■ What is needed:
Write the full listing out again, keeping every line exactly as it is.

Top of Raw data

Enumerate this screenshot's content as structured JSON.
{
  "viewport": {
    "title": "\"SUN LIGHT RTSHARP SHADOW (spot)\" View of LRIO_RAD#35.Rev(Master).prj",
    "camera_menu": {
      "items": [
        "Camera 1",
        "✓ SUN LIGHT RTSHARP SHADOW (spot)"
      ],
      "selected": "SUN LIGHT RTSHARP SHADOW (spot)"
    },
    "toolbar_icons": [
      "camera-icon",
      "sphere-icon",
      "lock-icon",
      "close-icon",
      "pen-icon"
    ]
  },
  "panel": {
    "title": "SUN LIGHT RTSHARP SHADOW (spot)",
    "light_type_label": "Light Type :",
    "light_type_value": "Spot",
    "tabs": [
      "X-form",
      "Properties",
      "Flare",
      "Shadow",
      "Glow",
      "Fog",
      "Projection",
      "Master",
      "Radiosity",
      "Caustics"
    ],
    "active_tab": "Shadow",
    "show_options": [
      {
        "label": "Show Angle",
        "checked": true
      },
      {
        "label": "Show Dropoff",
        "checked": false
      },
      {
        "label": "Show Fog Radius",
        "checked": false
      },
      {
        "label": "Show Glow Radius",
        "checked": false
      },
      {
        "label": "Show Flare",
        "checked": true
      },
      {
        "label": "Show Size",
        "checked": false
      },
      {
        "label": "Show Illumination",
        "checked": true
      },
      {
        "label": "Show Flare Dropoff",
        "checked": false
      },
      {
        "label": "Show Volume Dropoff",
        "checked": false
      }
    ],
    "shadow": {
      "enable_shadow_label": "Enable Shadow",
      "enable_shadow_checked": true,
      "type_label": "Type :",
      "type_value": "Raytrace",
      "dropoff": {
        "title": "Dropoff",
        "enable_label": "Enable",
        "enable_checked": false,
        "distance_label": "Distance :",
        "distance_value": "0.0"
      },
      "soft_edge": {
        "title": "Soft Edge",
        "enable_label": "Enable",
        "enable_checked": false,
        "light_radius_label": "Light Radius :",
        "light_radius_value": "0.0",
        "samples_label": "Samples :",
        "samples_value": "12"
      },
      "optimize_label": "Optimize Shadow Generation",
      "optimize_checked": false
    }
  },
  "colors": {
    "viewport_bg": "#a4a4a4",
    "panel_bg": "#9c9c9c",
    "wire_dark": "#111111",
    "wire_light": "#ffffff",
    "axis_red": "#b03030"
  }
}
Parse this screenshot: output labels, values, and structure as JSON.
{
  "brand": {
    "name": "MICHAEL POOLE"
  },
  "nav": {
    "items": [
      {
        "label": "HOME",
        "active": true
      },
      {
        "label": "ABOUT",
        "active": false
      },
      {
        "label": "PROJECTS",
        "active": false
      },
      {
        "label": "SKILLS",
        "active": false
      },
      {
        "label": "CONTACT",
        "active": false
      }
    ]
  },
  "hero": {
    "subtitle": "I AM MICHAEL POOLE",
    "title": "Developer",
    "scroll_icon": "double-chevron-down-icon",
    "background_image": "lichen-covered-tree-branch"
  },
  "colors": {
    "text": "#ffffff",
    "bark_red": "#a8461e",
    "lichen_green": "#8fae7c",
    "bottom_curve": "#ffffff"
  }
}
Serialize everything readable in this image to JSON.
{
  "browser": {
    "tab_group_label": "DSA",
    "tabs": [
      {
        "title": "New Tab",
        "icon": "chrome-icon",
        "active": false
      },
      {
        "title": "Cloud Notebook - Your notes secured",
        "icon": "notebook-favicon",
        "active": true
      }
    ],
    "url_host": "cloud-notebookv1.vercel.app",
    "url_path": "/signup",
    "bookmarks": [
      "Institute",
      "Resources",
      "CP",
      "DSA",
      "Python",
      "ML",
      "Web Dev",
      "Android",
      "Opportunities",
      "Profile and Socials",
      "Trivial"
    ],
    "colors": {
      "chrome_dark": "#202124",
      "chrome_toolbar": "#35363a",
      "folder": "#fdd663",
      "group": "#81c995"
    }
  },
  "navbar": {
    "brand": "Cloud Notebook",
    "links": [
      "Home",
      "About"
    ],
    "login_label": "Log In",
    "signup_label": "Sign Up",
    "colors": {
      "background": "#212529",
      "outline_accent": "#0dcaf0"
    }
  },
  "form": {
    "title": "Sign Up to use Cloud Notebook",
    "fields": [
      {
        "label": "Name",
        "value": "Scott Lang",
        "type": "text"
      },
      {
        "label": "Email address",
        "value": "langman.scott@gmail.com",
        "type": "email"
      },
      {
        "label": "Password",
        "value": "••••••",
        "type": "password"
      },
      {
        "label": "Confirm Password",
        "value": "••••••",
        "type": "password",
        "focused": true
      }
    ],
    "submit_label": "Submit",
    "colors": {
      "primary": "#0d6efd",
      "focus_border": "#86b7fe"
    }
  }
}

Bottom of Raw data

■ Answer to the exercise:
Enumerate this screenshot's content as structured JSON.
{
  "viewport": {
    "title": "\"SUN LIGHT RTSHARP SHADOW (spot)\" View of LRIO_RAD#35.Rev(Master).prj",
    "camera_menu": {
      "items": [
        "Camera 1",
        "✓ SUN LIGHT RTSHARP SHADOW (spot)"
      ],
      "selected": "SUN LIGHT RTSHARP SHADOW (spot)"
    },
    "toolbar_icons": [
      "camera-icon",
      "sphere-icon",
      "lock-icon",
      "close-icon",
      "pen-icon"
    ]
  },
  "panel": {
    "title": "SUN LIGHT RTSHARP SHADOW (spot)",
    "light_type_label": "Light Type :",
    "light_type_value": "Spot",
    "tabs": [
      "X-form",
      "Properties",
      "Flare",
      "Shadow",
      "Glow",
      "Fog",
      "Projection",
      "Master",
      "Radiosity",
      "Caustics"
    ],
    "active_tab": "Shadow",
    "show_options": [
      {
        "label": "Show Angle",
        "checked": true
      },
      {
        "label": "Show Dropoff",
        "checked": false
      },
      {
        "label": "Show Fog Radius",
        "checked": false
      },
      {
        "label": "Show Glow Radius",
        "checked": false
      },
      {
        "label": "Show Flare",
        "checked": true
      },
      {
        "label": "Show Size",
        "checked": false
      },
      {
        "label": "Show Illumination",
        "checked": true
      },
      {
        "label": "Show Flare Dropoff",
        "checked": false
      },
      {
        "label": "Show Volume Dropoff",
        "checked": false
      }
    ],
    "shadow": {
      "enable_shadow_label": "Enable Shadow",
      "enable_shadow_checked": true,
      "type_label": "Type :",
      "type_value": "Raytrace",
      "dropoff": {
        "title": "Dropoff",
        "enable_label": "Enable",
        "enable_checked": false,
        "distance_label": "Distance :",
        "distance_value": "0.0"
      },
      "soft_edge": {
        "title": "Soft Edge",
        "enable_label": "Enable",
        "enable_checked": false,
        "light_radius_label": "Light Radius :",
        "light_radius_value": "0.0",
        "samples_label": "Samples :",
        "samples_value": "12"
      },
      "optimize_label": "Optimize Shadow Generation",
      "optimize_checked": false
    }
  },
  "colors": {
    "viewport_bg": "#a4a4a4",
    "panel_bg": "#9c9c9c",
    "wire_dark": "#111111",
    "wire_light": "#ffffff",
    "axis_red": "#b03030"
  }
}
Parse this screenshot: output labels, values, and structure as JSON.
{
  "brand": {
    "name": "MICHAEL POOLE"
  },
  "nav": {
    "items": [
      {
        "label": "HOME",
        "active": true
      },
      {
        "label": "ABOUT",
        "active": false
      },
      {
        "label": "PROJECTS",
        "active": false
      },
      {
        "label": "SKILLS",
        "active": false
      },
      {
        "label": "CONTACT",
        "active": false
      }
    ]
  },
  "hero": {
    "subtitle": "I AM MICHAEL POOLE",
    "title": "Developer",
    "scroll_icon": "double-chevron-down-icon",
    "background_image": "lichen-covered-tree-branch"
  },
  "colors": {
    "text": "#ffffff",
    "bark_red": "#a8461e",
    "lichen_green": "#8fae7c",
    "bottom_curve": "#ffffff"
  }
}
Serialize everything readable in this image to JSON.
{
  "browser": {
    "tab_group_label": "DSA",
    "tabs": [
      {
        "title": "New Tab",
        "icon": "chrome-icon",
        "active": false
      },
      {
        "title": "Cloud Notebook - Your notes secured",
        "icon": "notebook-favicon",
        "active": true
      }
    ],
    "url_host": "cloud-notebookv1.vercel.app",
    "url_path": "/signup",
    "bookmarks": [
      "Institute",
      "Resources",
      "CP",
      "DSA",
      "Python",
      "ML",
      "Web Dev",
      "Android",
      "Opportunities",
      "Profile and Socials",
      "Trivial"
    ],
    "colors": {
      "chrome_dark": "#202124",
      "chrome_toolbar": "#35363a",
      "folder": "#fdd663",
      "group": "#81c995"
    }
  },
  "navbar": {
    "brand": "Cloud Notebook",
    "links": [
      "Home",
      "About"
    ],
    "login_label": "Log In",
    "signup_label": "Sign Up",
    "colors": {
      "background": "#212529",
      "outline_accent": "#0dcaf0"
    }
  },
  "form": {
    "title": "Sign Up to use Cloud Notebook",
    "fields": [
      {
        "label": "Name",
        "value": "Scott Lang",
        "type": "text"
      },
      {
        "label": "Email address",
        "value": "langman.scott@gmail.com",
        "type": "email"
      },
      {
        "label": "Password",
        "value": "••••••",
        "type": "password"
      },
      {
        "label": "Confirm Password",
        "value": "••••••",
        "type": "password",
        "focused": true
      }
    ],
    "submit_label": "Submit",
    "colors": {
      "primary": "#0d6efd",
      "focus_border": "#86b7fe"
    }
  }
}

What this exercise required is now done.